Foremost is that the biosphere is a living, oxygen-producing environment (probably the best air in the valley). The design not only required an entire tropical ecosystem to be created but also created an experience of strolling over rolling hills and past a waterfall to create diverse environments for insects and visitors alike.
During construction, many materials were kept (wood beams and much of the existing core and shell) or repurposed to reduce waste during the remodel. With any upgrade, we incorporate low flow water fixtures and daylighting controls for the LED lights to lower the consumption of water and electricity.
Single pane glass was replaced with insulated glass for the Costa Rica Climber, and the biosphere itself relies upon natural convection with automatic venting and a system of fans to move air and regulate overheating without conditioning the air.
Team Collaboration to Push and Improve the Design
The USDA regulates the purchase, transfer, importation, and life of non-native insects. Therefore, all butterflies are imported in their chrysalis state and hatched. The lab spaces and biosphere ecosystem were coordinated carefully with teams of biologists, and the owner’s in-house entomologist to refine details of the built environment and building systems

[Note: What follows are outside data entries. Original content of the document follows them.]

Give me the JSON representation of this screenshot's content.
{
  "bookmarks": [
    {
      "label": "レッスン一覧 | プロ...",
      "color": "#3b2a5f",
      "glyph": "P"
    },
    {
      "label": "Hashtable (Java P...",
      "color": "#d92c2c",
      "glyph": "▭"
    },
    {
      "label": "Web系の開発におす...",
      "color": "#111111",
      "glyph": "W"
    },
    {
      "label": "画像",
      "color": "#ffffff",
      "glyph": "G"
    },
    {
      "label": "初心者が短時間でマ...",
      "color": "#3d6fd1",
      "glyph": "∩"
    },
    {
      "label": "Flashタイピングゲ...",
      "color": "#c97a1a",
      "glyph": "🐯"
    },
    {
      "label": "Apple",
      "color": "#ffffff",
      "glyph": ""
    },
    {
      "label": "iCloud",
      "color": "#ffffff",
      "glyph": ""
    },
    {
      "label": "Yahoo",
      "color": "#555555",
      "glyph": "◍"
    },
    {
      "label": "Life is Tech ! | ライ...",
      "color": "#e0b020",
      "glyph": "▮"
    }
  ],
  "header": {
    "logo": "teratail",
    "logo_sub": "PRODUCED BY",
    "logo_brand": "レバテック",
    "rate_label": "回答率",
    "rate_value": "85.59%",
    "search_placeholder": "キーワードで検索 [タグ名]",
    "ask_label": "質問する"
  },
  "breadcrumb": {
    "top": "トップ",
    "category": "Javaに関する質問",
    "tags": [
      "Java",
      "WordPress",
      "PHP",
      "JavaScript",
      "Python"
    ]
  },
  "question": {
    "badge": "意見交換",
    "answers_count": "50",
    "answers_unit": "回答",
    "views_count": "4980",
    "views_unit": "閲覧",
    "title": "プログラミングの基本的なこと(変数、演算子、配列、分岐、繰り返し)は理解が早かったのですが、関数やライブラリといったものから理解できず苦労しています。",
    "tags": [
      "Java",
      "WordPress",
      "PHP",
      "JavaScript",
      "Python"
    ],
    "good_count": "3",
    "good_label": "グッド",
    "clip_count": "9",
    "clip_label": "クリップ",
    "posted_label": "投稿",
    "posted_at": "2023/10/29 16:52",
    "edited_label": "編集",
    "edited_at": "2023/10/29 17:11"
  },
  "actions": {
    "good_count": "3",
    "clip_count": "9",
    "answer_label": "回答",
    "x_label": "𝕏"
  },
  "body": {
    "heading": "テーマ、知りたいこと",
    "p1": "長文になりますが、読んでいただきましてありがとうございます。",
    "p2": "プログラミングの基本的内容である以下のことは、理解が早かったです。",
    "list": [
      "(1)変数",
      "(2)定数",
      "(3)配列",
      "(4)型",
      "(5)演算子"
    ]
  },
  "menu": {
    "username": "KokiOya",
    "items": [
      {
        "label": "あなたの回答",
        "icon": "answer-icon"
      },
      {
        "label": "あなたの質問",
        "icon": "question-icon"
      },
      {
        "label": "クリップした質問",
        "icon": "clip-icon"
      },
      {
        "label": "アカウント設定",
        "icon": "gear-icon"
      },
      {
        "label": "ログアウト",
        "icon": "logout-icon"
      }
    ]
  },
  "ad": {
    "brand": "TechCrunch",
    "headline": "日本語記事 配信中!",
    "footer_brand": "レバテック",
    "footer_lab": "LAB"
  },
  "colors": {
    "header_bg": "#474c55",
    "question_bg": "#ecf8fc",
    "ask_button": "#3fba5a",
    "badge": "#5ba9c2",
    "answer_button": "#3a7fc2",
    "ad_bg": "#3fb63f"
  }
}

Another part of this regulation is that the butterflies cannot propagate and lay their own eggs. To eliminate the possibility, our plant consultant conducted significant research to remove any ‘host plants’ for all the species of butterflies while still selecting native tropical plants correct for the environment. Designing a landscape that promotes healthy plant life and allows for continual flowering is crucial as a food source for the butterflies.
FFKR provided the owner with a concept and direction for the ‘you give us wings’ donor wall in the reception area. The owner then contracted with a local art glass artist and his studio for the production of the iridescent glass butterflies in varying sizes. Additionally, we worked with the owner to release a request for a public art installation to hang over the ticketing desk. After careful review by the team, the current piece was selected.